*REQUIRED ACTION*
Set down each line of the data below exactly.

*Stored items*
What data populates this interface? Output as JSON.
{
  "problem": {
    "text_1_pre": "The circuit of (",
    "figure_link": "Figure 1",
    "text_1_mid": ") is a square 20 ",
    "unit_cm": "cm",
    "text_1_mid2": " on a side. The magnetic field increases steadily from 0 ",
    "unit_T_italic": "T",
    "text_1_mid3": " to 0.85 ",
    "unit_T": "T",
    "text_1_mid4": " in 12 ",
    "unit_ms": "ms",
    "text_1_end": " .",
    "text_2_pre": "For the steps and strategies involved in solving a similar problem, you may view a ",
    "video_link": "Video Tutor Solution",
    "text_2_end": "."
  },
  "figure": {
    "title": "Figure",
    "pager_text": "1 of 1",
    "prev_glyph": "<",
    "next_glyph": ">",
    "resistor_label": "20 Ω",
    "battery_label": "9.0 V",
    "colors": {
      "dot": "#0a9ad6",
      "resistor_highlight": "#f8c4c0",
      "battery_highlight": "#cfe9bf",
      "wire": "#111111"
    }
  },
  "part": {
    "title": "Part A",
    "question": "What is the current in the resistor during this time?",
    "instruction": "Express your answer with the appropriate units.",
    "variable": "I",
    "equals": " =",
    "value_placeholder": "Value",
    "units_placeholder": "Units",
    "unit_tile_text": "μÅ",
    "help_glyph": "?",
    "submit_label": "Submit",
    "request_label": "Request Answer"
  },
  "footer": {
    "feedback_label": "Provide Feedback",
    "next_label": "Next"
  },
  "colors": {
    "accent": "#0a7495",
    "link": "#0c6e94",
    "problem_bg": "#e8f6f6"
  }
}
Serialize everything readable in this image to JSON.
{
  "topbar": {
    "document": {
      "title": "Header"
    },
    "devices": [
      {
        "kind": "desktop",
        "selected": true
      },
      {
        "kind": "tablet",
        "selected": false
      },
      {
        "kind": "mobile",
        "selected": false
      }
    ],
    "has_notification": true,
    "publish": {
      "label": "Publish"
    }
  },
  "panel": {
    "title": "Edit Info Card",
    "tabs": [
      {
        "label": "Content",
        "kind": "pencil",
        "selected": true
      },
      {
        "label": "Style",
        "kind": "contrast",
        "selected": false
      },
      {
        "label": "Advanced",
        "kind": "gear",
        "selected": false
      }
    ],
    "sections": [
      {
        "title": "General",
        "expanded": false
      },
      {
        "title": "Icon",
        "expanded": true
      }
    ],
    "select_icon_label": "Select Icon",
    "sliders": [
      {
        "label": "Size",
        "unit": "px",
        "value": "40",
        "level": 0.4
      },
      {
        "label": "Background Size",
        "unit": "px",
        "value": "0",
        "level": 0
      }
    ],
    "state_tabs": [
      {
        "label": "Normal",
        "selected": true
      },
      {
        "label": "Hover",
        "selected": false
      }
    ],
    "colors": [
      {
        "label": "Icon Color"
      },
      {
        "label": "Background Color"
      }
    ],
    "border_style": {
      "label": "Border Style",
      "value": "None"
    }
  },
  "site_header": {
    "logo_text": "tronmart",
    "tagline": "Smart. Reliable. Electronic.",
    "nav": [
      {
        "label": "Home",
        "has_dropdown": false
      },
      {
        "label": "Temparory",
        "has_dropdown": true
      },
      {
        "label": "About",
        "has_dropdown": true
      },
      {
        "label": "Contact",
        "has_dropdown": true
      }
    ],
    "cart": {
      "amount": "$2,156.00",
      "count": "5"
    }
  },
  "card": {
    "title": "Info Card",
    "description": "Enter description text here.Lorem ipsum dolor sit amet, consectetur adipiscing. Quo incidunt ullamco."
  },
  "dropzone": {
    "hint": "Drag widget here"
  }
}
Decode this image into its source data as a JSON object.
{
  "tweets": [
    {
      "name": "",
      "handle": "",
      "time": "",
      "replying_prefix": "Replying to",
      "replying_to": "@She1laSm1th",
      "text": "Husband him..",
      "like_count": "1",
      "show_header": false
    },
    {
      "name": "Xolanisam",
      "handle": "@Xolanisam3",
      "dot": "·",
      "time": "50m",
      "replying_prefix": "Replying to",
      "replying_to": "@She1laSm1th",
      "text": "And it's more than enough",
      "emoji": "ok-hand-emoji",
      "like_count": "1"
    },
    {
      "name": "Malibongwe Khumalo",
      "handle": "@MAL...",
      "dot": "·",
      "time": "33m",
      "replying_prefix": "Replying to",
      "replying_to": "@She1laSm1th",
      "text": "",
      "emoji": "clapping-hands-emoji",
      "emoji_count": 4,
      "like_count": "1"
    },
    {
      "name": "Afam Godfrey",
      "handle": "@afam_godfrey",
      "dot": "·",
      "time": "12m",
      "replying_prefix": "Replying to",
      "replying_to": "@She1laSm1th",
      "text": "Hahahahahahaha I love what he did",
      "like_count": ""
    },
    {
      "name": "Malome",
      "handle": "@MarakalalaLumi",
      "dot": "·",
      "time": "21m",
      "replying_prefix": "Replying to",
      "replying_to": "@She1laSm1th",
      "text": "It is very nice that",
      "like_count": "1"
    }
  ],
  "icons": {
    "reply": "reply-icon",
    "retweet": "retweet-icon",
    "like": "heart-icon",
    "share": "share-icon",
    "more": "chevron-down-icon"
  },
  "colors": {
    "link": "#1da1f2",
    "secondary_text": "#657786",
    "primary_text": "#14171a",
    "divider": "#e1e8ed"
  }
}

*SOLUTION TO THIS TASK*
What data populates this interface? Output as JSON.
{
  "problem": {
    "text_1_pre": "The circuit of (",
    "figure_link": "Figure 1",
    "text_1_mid": ") is a square 20 ",
    "unit_cm": "cm",
    "text_1_mid2": " on a side. The magnetic field increases steadily from 0 ",
    "unit_T_italic": "T",
    "text_1_mid3": " to 0.85 ",
    "unit_T": "T",
    "text_1_mid4": " in 12 ",
    "unit_ms": "ms",
    "text_1_end": " .",
    "text_2_pre": "For the steps and strategies involved in solving a similar problem, you may view a ",
    "video_link": "Video Tutor Solution",
    "text_2_end": "."
  },
  "figure": {
    "title": "Figure",
    "pager_text": "1 of 1",
    "prev_glyph": "<",
    "next_glyph": ">",
    "resistor_label": "20 Ω",
    "battery_label": "9.0 V",
    "colors": {
      "dot": "#0a9ad6",
      "resistor_highlight": "#f8c4c0",
      "battery_highlight": "#cfe9bf",
      "wire": "#111111"
    }
  },
  "part": {
    "title": "Part A",
    "question": "What is the current in the resistor during this time?",
    "instruction": "Express your answer with the appropriate units.",
    "variable": "I",
    "equals": " =",
    "value_placeholder": "Value",
    "units_placeholder": "Units",
    "unit_tile_text": "μÅ",
    "help_glyph": "?",
    "submit_label": "Submit",
    "request_label": "Request Answer"
  },
  "footer": {
    "feedback_label": "Provide Feedback",
    "next_label": "Next"
  },
  "colors": {
    "accent": "#0a7495",
    "link": "#0c6e94",
    "problem_bg": "#e8f6f6"
  }
}
Serialize everything readable in this image to JSON.
{
  "topbar": {
    "document": {
      "title": "Header"
    },
    "devices": [
      {
        "kind": "desktop",
        "selected": true
      },
      {
        "kind": "tablet",
        "selected": false
      },
      {
        "kind": "mobile",
        "selected": false
      }
    ],
    "has_notification": true,
    "publish": {
      "label": "Publish"
    }
  },
  "panel": {
    "title": "Edit Info Card",
    "tabs": [
      {
        "label": "Content",
        "kind": "pencil",
        "selected": true
      },
      {
        "label": "Style",
        "kind": "contrast",
        "selected": false
      },
      {
        "label": "Advanced",
        "kind": "gear",
        "selected": false
      }
    ],
    "sections": [
      {
        "title": "General",
        "expanded": false
      },
      {
        "title": "Icon",
        "expanded": true
      }
    ],
    "select_icon_label": "Select Icon",
    "sliders": [
      {
        "label": "Size",
        "unit": "px",
        "value": "40",
        "level": 0.4
      },
      {
        "label": "Background Size",
        "unit": "px",
        "value": "0",
        "level": 0
      }
    ],
    "state_tabs": [
      {
        "label": "Normal",
        "selected": true
      },
      {
        "label": "Hover",
        "selected": false
      }
    ],
    "colors": [
      {
        "label": "Icon Color"
      },
      {
        "label": "Background Color"
      }
    ],
    "border_style": {
      "label": "Border Style",
      "value": "None"
    }
  },
  "site_header": {
    "logo_text": "tronmart",
    "tagline": "Smart. Reliable. Electronic.",
    "nav": [
      {
        "label": "Home",
        "has_dropdown": false
      },
      {
        "label": "Temparory",
        "has_dropdown": true
      },
      {
        "label": "About",
        "has_dropdown": true
      },
      {
        "label": "Contact",
        "has_dropdown": true
      }
    ],
    "cart": {
      "amount": "$2,156.00",
      "count": "5"
    }
  },
  "card": {
    "title": "Info Card",
    "description": "Enter description text here.Lorem ipsum dolor sit amet, consectetur adipiscing. Quo incidunt ullamco."
  },
  "dropzone": {
    "hint": "Drag widget here"
  }
}
Decode this image into its source data as a JSON object.
{
  "tweets": [
    {
      "name": "",
      "handle": "",
      "time": "",
      "replying_prefix": "Replying to",
      "replying_to": "@She1laSm1th",
      "text": "Husband him..",
      "like_count": "1",
      "show_header": false
    },
    {
      "name": "Xolanisam",
      "handle": "@Xolanisam3",
      "dot": "·",
      "time": "50m",
      "replying_prefix": "Replying to",
      "replying_to": "@She1laSm1th",
      "text": "And it's more than enough",
      "emoji": "ok-hand-emoji",
      "like_count": "1"
    },
    {
      "name": "Malibongwe Khumalo",
      "handle": "@MAL...",
      "dot": "·",
      "time": "33m",
      "replying_prefix": "Replying to",
      "replying_to": "@She1laSm1th",
      "text": "",
      "emoji": "clapping-hands-emoji",
      "emoji_count": 4,
      "like_count": "1"
    },
    {
      "name": "Afam Godfrey",
      "handle": "@afam_godfrey",
      "dot": "·",
      "time": "12m",
      "replying_prefix": "Replying to",
      "replying_to": "@She1laSm1th",
      "text": "Hahahahahahaha I love what he did",
      "like_count": ""
    },
    {
      "name": "Malome",
      "handle": "@MarakalalaLumi",
      "dot": "·",
      "time": "21m",
      "replying_prefix": "Replying to",
      "replying_to": "@She1laSm1th",
      "text": "It is very nice that",
      "like_count": "1"
    }
  ],
  "icons": {
    "reply": "reply-icon",
    "retweet": "retweet-icon",
    "like": "heart-icon",
    "share": "share-icon",
    "more": "chevron-down-icon"
  },
  "colors": {
    "link": "#1da1f2",
    "secondary_text": "#657786",
    "primary_text": "#14171a",
    "divider": "#e1e8ed"
  }
}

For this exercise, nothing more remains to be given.